:: PROBLEM TO SOLVE ::
Report how many lines in the data below hold "Targeting", with no other words.

Web page and app entries:

══════

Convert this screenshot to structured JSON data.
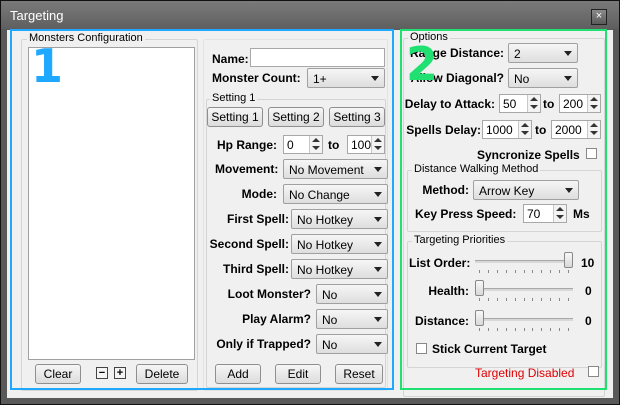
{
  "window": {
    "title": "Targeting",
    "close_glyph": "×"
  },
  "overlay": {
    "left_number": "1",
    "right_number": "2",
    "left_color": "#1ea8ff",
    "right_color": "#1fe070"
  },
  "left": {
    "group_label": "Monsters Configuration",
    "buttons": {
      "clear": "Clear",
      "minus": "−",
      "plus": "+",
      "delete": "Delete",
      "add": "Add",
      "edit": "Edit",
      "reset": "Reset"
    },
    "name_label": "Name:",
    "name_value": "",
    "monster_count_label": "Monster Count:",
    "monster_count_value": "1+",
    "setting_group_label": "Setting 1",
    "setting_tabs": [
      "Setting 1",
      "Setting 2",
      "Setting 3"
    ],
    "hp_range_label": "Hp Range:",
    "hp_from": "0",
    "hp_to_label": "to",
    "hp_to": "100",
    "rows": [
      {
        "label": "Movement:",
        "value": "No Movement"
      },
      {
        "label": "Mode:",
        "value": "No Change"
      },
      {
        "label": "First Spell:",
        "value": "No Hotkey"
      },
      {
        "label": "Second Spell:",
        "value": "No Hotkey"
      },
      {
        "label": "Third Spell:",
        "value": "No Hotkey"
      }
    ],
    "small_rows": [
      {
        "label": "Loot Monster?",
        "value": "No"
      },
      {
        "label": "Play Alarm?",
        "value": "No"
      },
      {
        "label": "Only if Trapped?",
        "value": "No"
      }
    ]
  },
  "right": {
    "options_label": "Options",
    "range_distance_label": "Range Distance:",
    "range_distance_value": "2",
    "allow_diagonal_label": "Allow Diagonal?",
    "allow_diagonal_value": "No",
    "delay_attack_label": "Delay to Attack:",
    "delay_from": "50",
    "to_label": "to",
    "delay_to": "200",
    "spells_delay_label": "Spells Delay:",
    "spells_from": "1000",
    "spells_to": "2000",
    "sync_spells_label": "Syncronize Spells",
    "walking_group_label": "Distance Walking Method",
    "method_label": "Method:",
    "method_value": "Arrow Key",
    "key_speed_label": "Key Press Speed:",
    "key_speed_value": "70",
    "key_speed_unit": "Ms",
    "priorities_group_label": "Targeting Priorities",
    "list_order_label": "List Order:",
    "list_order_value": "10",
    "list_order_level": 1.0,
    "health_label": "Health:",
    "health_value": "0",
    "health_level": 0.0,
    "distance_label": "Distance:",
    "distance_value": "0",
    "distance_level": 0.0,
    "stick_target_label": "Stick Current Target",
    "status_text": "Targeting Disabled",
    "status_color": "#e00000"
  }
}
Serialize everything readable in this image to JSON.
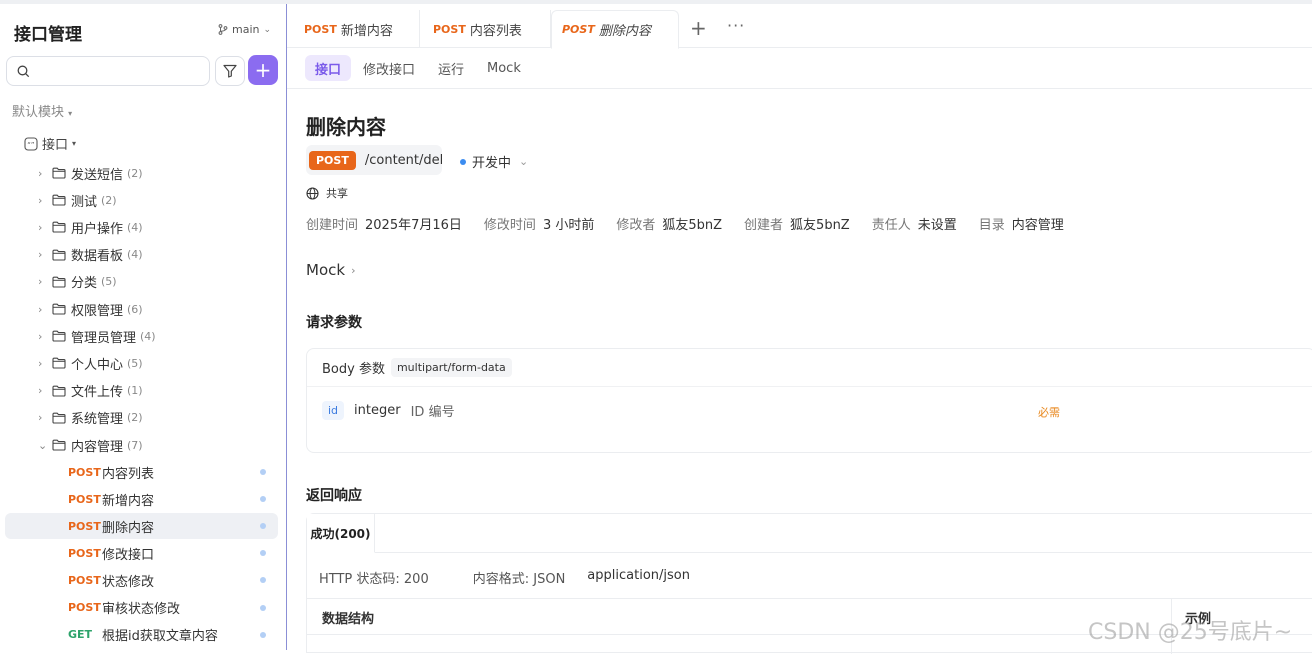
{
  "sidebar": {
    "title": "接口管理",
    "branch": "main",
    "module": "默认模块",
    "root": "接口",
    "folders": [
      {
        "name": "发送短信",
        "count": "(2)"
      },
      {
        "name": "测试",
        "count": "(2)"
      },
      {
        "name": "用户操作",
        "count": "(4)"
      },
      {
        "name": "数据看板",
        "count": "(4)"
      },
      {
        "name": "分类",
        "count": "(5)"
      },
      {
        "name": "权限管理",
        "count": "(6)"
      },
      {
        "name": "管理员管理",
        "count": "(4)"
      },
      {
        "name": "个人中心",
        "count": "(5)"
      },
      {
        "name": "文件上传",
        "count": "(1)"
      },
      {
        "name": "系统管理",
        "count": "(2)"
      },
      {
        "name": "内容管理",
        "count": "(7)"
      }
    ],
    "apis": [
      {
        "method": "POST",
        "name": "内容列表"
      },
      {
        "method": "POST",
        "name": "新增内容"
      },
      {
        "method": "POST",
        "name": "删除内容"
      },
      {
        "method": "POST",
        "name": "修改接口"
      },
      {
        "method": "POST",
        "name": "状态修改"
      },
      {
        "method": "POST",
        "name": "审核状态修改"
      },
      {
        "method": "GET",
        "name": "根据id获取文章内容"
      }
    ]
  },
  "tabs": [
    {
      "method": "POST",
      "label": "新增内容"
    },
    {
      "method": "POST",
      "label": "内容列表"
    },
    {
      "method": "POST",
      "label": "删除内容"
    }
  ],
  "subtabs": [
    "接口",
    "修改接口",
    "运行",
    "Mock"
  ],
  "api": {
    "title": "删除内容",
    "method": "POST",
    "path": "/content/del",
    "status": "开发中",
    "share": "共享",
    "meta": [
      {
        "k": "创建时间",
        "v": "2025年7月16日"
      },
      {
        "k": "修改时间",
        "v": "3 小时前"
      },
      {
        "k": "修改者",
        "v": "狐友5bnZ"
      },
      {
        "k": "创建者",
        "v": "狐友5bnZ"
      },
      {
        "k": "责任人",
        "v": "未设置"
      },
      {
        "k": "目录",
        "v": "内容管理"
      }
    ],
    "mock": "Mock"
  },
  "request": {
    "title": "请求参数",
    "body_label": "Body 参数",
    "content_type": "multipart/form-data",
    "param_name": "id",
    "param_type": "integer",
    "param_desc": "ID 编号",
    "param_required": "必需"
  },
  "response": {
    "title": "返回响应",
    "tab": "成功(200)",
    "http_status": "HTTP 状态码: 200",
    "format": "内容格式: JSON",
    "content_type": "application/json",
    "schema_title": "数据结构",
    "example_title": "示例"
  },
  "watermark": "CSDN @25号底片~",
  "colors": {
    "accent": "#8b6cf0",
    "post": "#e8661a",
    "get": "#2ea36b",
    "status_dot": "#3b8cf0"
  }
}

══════

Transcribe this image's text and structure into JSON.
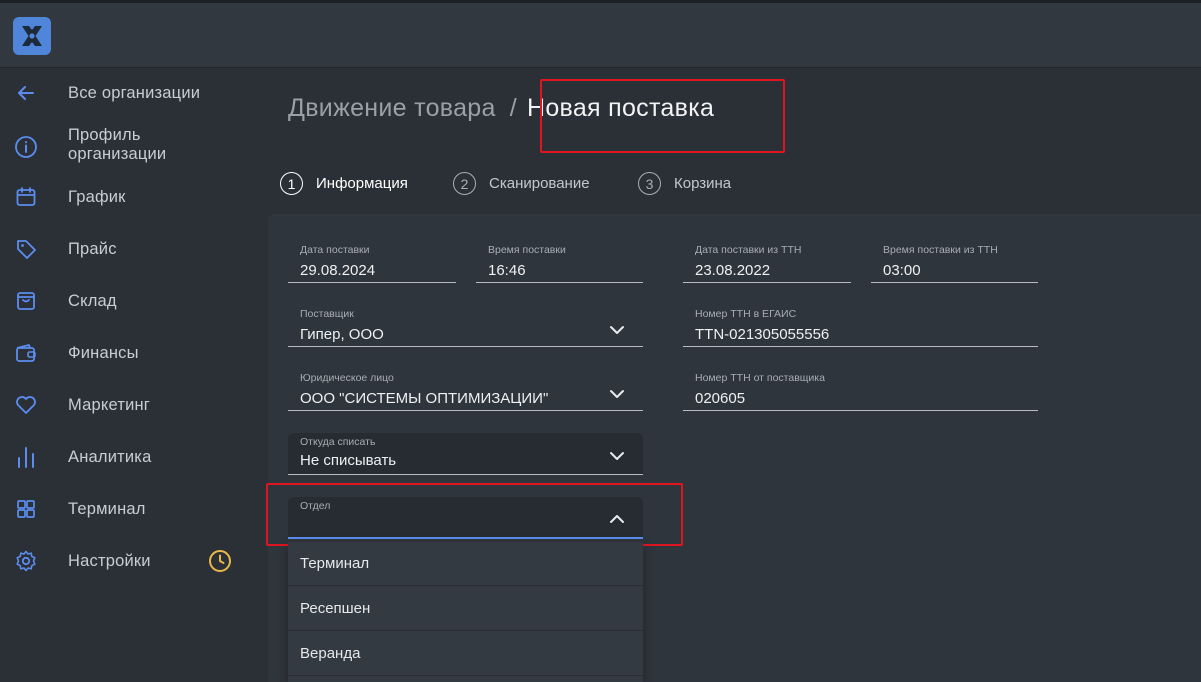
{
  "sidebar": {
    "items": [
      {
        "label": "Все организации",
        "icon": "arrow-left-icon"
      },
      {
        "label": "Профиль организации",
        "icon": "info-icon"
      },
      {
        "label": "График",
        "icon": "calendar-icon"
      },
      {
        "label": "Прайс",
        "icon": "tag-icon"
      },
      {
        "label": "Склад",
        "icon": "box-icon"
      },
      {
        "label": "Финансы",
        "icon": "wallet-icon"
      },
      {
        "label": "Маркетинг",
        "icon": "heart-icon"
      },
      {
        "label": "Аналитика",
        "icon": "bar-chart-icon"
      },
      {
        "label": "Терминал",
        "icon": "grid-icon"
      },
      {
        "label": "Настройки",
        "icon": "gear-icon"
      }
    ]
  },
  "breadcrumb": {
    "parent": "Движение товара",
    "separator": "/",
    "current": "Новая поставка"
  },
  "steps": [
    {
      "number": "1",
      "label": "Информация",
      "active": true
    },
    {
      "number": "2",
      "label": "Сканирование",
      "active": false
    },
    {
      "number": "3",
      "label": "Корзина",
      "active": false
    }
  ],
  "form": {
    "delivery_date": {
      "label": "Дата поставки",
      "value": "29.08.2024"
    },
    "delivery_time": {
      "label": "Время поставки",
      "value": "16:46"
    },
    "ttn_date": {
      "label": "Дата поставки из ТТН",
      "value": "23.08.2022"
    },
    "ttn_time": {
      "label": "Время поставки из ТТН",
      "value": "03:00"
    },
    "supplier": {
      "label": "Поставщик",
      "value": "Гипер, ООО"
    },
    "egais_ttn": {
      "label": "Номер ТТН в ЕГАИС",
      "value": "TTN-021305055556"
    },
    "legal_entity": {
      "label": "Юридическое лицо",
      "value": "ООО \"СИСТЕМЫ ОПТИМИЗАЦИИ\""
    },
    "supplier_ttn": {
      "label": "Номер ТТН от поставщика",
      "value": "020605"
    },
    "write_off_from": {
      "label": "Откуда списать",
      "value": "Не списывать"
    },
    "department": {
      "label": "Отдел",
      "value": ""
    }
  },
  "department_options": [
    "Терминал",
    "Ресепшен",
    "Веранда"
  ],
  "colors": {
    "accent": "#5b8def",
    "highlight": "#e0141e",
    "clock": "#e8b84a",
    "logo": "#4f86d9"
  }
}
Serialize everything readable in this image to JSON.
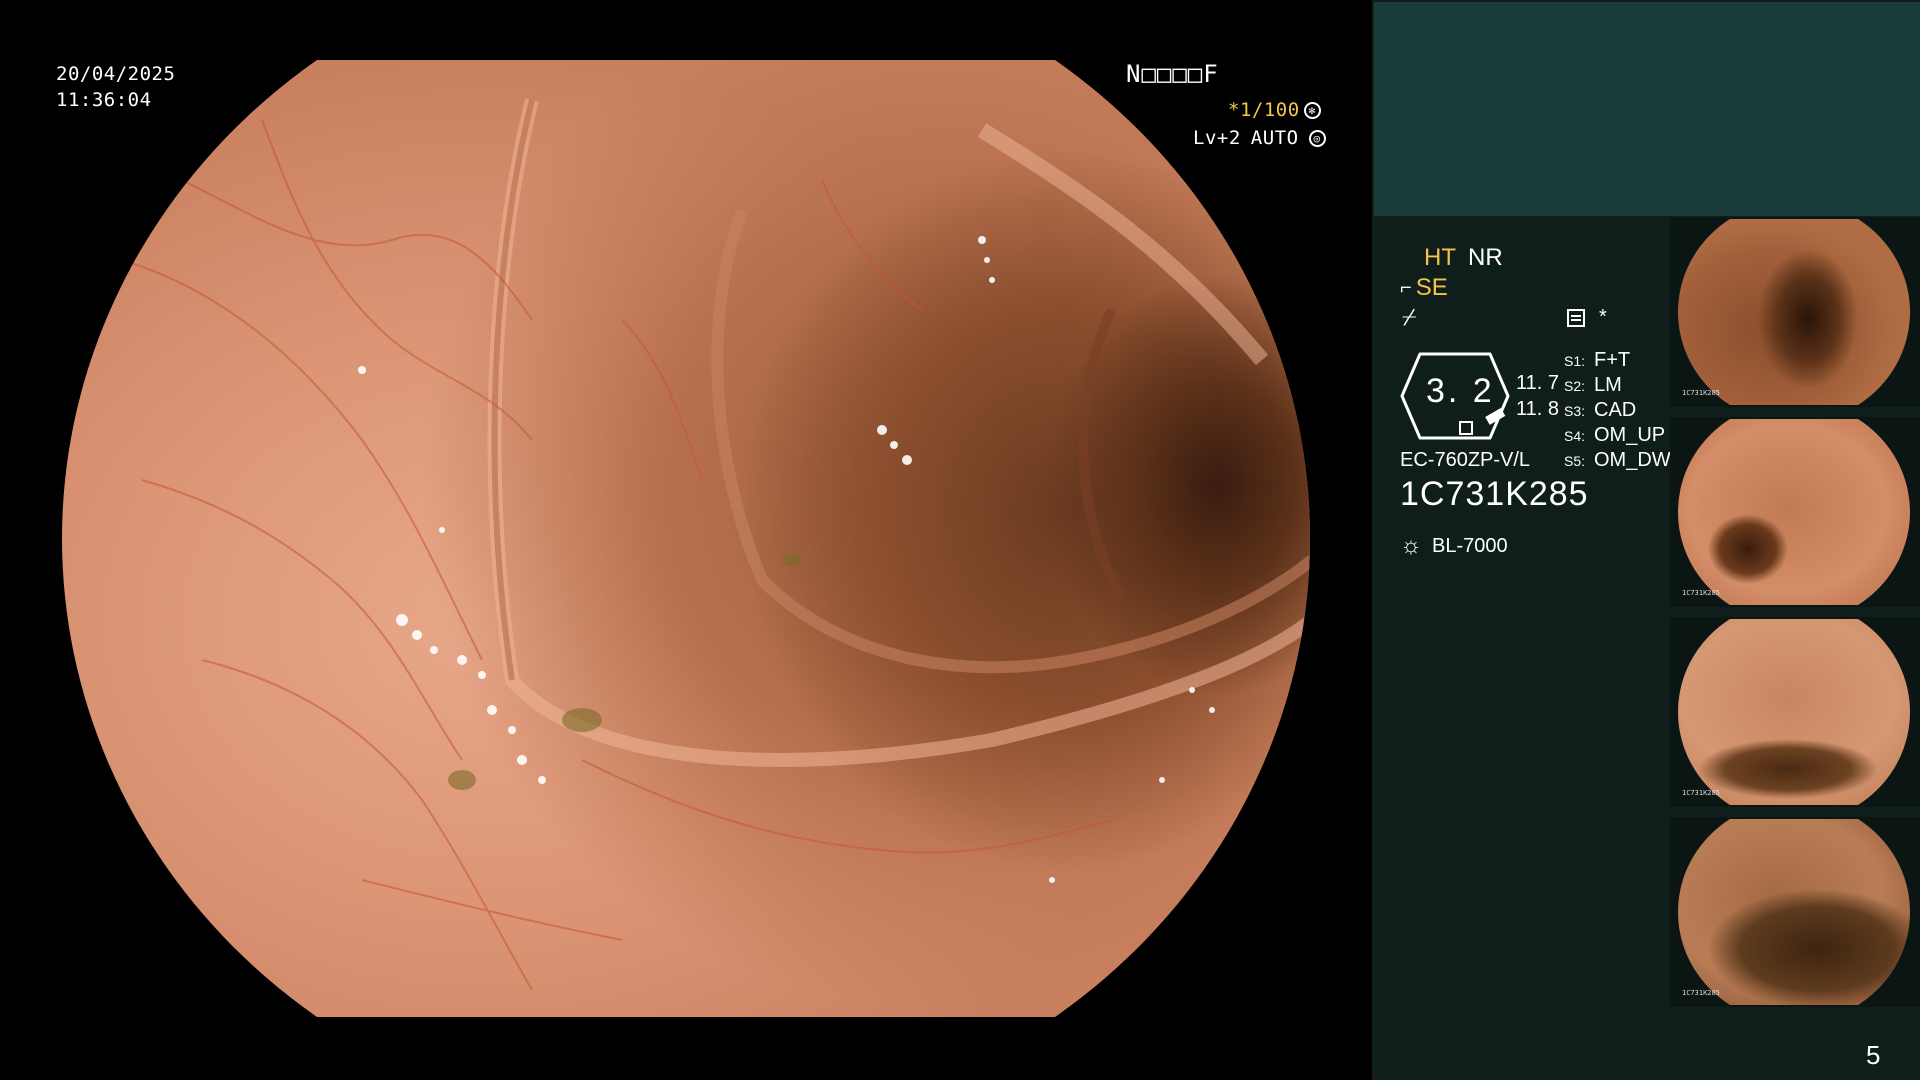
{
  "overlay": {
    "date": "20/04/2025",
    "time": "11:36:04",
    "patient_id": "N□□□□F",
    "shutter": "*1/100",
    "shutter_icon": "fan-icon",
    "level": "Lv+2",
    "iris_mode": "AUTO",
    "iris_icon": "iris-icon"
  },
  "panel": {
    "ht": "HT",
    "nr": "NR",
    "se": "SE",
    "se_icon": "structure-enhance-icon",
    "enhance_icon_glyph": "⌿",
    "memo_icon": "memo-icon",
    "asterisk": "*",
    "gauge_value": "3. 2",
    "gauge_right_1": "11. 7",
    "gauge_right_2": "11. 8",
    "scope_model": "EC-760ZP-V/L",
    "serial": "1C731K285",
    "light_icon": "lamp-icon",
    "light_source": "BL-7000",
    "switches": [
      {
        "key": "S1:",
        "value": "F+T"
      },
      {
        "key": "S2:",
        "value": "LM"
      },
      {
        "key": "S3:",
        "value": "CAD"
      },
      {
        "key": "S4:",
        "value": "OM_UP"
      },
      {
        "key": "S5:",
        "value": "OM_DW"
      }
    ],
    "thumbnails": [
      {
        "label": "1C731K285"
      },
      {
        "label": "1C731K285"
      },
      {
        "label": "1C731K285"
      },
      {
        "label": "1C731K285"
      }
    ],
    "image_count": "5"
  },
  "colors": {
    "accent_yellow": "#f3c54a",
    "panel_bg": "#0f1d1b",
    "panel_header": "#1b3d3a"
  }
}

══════

:: ANSWER ::
3